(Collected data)
'''
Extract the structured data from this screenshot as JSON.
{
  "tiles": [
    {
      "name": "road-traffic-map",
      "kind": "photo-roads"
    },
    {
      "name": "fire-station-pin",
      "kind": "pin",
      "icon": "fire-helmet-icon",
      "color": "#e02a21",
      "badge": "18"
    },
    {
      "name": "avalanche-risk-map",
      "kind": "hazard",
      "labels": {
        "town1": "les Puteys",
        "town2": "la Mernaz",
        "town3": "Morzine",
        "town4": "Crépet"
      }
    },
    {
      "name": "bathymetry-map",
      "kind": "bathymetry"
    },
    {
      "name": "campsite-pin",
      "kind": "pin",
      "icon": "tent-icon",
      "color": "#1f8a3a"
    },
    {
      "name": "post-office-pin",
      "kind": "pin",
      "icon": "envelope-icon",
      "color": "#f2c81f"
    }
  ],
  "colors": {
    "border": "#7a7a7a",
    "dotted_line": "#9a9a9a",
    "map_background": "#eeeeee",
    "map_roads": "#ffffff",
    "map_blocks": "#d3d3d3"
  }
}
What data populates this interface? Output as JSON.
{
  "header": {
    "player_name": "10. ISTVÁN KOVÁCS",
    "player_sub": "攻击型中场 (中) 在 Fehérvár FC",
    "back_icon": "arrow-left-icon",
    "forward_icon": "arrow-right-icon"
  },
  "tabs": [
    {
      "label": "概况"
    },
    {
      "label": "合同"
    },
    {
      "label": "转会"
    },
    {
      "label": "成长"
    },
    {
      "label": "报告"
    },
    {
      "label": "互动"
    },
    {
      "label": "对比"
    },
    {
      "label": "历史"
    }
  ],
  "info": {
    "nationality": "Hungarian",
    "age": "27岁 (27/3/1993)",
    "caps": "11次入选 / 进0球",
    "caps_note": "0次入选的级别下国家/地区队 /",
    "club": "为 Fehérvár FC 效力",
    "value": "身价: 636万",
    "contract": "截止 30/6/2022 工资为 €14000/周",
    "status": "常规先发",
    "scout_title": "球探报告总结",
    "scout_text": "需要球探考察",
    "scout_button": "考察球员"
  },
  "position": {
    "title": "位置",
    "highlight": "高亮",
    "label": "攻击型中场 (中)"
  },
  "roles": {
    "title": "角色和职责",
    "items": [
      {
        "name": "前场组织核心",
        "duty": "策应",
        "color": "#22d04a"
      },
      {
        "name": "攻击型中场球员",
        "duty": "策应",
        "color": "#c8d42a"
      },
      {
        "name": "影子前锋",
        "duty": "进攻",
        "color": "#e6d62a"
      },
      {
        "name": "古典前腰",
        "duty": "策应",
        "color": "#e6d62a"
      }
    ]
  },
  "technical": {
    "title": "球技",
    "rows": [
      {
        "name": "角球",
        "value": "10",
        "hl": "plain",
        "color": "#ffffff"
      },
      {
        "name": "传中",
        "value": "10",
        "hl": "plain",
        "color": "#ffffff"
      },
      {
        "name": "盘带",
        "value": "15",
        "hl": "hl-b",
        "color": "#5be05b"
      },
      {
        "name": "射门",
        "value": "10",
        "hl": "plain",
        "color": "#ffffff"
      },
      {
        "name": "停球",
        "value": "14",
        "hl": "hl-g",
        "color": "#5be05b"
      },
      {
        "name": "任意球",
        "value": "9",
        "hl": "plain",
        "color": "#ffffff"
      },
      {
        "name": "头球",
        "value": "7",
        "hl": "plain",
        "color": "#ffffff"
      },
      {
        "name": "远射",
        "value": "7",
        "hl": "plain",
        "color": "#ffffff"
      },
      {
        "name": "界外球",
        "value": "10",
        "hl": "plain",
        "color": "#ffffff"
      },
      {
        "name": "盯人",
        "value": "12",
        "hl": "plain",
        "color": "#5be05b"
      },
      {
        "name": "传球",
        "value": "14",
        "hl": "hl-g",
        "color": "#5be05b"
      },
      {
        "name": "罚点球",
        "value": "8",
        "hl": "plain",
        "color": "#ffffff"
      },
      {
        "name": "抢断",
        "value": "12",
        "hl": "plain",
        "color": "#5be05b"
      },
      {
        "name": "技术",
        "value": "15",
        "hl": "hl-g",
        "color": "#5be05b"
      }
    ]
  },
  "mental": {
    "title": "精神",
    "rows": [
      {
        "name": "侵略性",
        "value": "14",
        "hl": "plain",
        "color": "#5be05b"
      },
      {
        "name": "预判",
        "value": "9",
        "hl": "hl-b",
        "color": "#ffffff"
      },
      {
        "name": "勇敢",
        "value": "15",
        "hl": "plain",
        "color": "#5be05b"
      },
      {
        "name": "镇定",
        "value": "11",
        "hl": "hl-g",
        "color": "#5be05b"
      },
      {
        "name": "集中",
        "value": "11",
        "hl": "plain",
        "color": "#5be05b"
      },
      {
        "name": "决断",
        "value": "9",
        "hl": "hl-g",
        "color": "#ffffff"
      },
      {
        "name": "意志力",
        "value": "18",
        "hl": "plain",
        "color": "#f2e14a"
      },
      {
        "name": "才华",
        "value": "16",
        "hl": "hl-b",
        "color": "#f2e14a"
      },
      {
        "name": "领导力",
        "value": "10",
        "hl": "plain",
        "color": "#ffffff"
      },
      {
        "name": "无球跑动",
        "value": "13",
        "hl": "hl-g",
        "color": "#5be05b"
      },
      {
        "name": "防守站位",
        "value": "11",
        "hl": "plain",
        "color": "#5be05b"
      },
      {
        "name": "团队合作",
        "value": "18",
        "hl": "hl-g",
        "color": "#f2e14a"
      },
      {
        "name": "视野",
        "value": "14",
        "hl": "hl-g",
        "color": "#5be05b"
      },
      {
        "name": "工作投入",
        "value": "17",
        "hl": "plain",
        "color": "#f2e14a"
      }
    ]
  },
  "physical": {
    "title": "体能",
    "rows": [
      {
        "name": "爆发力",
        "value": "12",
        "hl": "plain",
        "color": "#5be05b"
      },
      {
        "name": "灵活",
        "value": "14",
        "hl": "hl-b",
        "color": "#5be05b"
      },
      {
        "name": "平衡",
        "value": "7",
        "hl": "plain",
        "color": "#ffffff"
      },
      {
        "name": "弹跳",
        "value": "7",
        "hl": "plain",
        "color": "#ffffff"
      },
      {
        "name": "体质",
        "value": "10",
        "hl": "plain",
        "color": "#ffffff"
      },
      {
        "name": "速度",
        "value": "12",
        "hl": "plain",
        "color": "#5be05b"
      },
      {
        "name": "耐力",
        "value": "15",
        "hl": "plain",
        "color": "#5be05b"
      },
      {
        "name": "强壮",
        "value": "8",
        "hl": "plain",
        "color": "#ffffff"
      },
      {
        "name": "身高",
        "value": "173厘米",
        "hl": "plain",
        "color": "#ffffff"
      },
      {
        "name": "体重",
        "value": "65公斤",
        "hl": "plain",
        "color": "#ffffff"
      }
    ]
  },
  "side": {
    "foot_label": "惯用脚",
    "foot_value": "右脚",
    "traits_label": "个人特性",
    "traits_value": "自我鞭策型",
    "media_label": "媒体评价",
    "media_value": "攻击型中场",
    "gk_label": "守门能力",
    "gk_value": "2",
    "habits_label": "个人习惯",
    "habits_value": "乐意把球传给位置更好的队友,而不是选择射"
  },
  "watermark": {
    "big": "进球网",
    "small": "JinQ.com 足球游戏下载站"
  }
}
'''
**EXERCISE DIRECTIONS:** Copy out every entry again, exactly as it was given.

**SOLUTION TO THIS EXERCISE:**
Extract the structured data from this screenshot as JSON.
{
  "tiles": [
    {
      "name": "road-traffic-map",
      "kind": "photo-roads"
    },
    {
      "name": "fire-station-pin",
      "kind": "pin",
      "icon": "fire-helmet-icon",
      "color": "#e02a21",
      "badge": "18"
    },
    {
      "name": "avalanche-risk-map",
      "kind": "hazard",
      "labels": {
        "town1": "les Puteys",
        "town2": "la Mernaz",
        "town3": "Morzine",
        "town4": "Crépet"
      }
    },
    {
      "name": "bathymetry-map",
      "kind": "bathymetry"
    },
    {
      "name": "campsite-pin",
      "kind": "pin",
      "icon": "tent-icon",
      "color": "#1f8a3a"
    },
    {
      "name": "post-office-pin",
      "kind": "pin",
      "icon": "envelope-icon",
      "color": "#f2c81f"
    }
  ],
  "colors": {
    "border": "#7a7a7a",
    "dotted_line": "#9a9a9a",
    "map_background": "#eeeeee",
    "map_roads": "#ffffff",
    "map_blocks": "#d3d3d3"
  }
}
What data populates this interface? Output as JSON.
{
  "header": {
    "player_name": "10. ISTVÁN KOVÁCS",
    "player_sub": "攻击型中场 (中) 在 Fehérvár FC",
    "back_icon": "arrow-left-icon",
    "forward_icon": "arrow-right-icon"
  },
  "tabs": [
    {
      "label": "概况"
    },
    {
      "label": "合同"
    },
    {
      "label": "转会"
    },
    {
      "label": "成长"
    },
    {
      "label": "报告"
    },
    {
      "label": "互动"
    },
    {
      "label": "对比"
    },
    {
      "label": "历史"
    }
  ],
  "info": {
    "nationality": "Hungarian",
    "age": "27岁 (27/3/1993)",
    "caps": "11次入选 / 进0球",
    "caps_note": "0次入选的级别下国家/地区队 /",
    "club": "为 Fehérvár FC 效力",
    "value": "身价: 636万",
    "contract": "截止 30/6/2022 工资为 €14000/周",
    "status": "常规先发",
    "scout_title": "球探报告总结",
    "scout_text": "需要球探考察",
    "scout_button": "考察球员"
  },
  "position": {
    "title": "位置",
    "highlight": "高亮",
    "label": "攻击型中场 (中)"
  },
  "roles": {
    "title": "角色和职责",
    "items": [
      {
        "name": "前场组织核心",
        "duty": "策应",
        "color": "#22d04a"
      },
      {
        "name": "攻击型中场球员",
        "duty": "策应",
        "color": "#c8d42a"
      },
      {
        "name": "影子前锋",
        "duty": "进攻",
        "color": "#e6d62a"
      },
      {
        "name": "古典前腰",
        "duty": "策应",
        "color": "#e6d62a"
      }
    ]
  },
  "technical": {
    "title": "球技",
    "rows": [
      {
        "name": "角球",
        "value": "10",
        "hl": "plain",
        "color": "#ffffff"
      },
      {
        "name": "传中",
        "value": "10",
        "hl": "plain",
        "color": "#ffffff"
      },
      {
        "name": "盘带",
        "value": "15",
        "hl": "hl-b",
        "color": "#5be05b"
      },
      {
        "name": "射门",
        "value": "10",
        "hl": "plain",
        "color": "#ffffff"
      },
      {
        "name": "停球",
        "value": "14",
        "hl": "hl-g",
        "color": "#5be05b"
      },
      {
        "name": "任意球",
        "value": "9",
        "hl": "plain",
        "color": "#ffffff"
      },
      {
        "name": "头球",
        "value": "7",
        "hl": "plain",
        "color": "#ffffff"
      },
      {
        "name": "远射",
        "value": "7",
        "hl": "plain",
        "color": "#ffffff"
      },
      {
        "name": "界外球",
        "value": "10",
        "hl": "plain",
        "color": "#ffffff"
      },
      {
        "name": "盯人",
        "value": "12",
        "hl": "plain",
        "color": "#5be05b"
      },
      {
        "name": "传球",
        "value": "14",
        "hl": "hl-g",
        "color": "#5be05b"
      },
      {
        "name": "罚点球",
        "value": "8",
        "hl": "plain",
        "color": "#ffffff"
      },
      {
        "name": "抢断",
        "value": "12",
        "hl": "plain",
        "color": "#5be05b"
      },
      {
        "name": "技术",
        "value": "15",
        "hl": "hl-g",
        "color": "#5be05b"
      }
    ]
  },
  "mental": {
    "title": "精神",
    "rows": [
      {
        "name": "侵略性",
        "value": "14",
        "hl": "plain",
        "color": "#5be05b"
      },
      {
        "name": "预判",
        "value": "9",
        "hl": "hl-b",
        "color": "#ffffff"
      },
      {
        "name": "勇敢",
        "value": "15",
        "hl": "plain",
        "color": "#5be05b"
      },
      {
        "name": "镇定",
        "value": "11",
        "hl": "hl-g",
        "color": "#5be05b"
      },
      {
        "name": "集中",
        "value": "11",
        "hl": "plain",
        "color": "#5be05b"
      },
      {
        "name": "决断",
        "value": "9",
        "hl": "hl-g",
        "color": "#ffffff"
      },
      {
        "name": "意志力",
        "value": "18",
        "hl": "plain",
        "color": "#f2e14a"
      },
      {
        "name": "才华",
        "value": "16",
        "hl": "hl-b",
        "color": "#f2e14a"
      },
      {
        "name": "领导力",
        "value": "10",
        "hl": "plain",
        "color": "#ffffff"
      },
      {
        "name": "无球跑动",
        "value": "13",
        "hl": "hl-g",
        "color": "#5be05b"
      },
      {
        "name": "防守站位",
        "value": "11",
        "hl": "plain",
        "color": "#5be05b"
      },
      {
        "name": "团队合作",
        "value": "18",
        "hl": "hl-g",
        "color": "#f2e14a"
      },
      {
        "name": "视野",
        "value": "14",
        "hl": "hl-g",
        "color": "#5be05b"
      },
      {
        "name": "工作投入",
        "value": "17",
        "hl": "plain",
        "color": "#f2e14a"
      }
    ]
  },
  "physical": {
    "title": "体能",
    "rows": [
      {
        "name": "爆发力",
        "value": "12",
        "hl": "plain",
        "color": "#5be05b"
      },
      {
        "name": "灵活",
        "value": "14",
        "hl": "hl-b",
        "color": "#5be05b"
      },
      {
        "name": "平衡",
        "value": "7",
        "hl": "plain",
        "color": "#ffffff"
      },
      {
        "name": "弹跳",
        "value": "7",
        "hl": "plain",
        "color": "#ffffff"
      },
      {
        "name": "体质",
        "value": "10",
        "hl": "plain",
        "color": "#ffffff"
      },
      {
        "name": "速度",
        "value": "12",
        "hl": "plain",
        "color": "#5be05b"
      },
      {
        "name": "耐力",
        "value": "15",
        "hl": "plain",
        "color": "#5be05b"
      },
      {
        "name": "强壮",
        "value": "8",
        "hl": "plain",
        "color": "#ffffff"
      },
      {
        "name": "身高",
        "value": "173厘米",
        "hl": "plain",
        "color": "#ffffff"
      },
      {
        "name": "体重",
        "value": "65公斤",
        "hl": "plain",
        "color": "#ffffff"
      }
    ]
  },
  "side": {
    "foot_label": "惯用脚",
    "foot_value": "右脚",
    "traits_label": "个人特性",
    "traits_value": "自我鞭策型",
    "media_label": "媒体评价",
    "media_value": "攻击型中场",
    "gk_label": "守门能力",
    "gk_value": "2",
    "habits_label": "个人习惯",
    "habits_value": "乐意把球传给位置更好的队友,而不是选择射"
  },
  "watermark": {
    "big": "进球网",
    "small": "JinQ.com 足球游戏下载站"
  }
}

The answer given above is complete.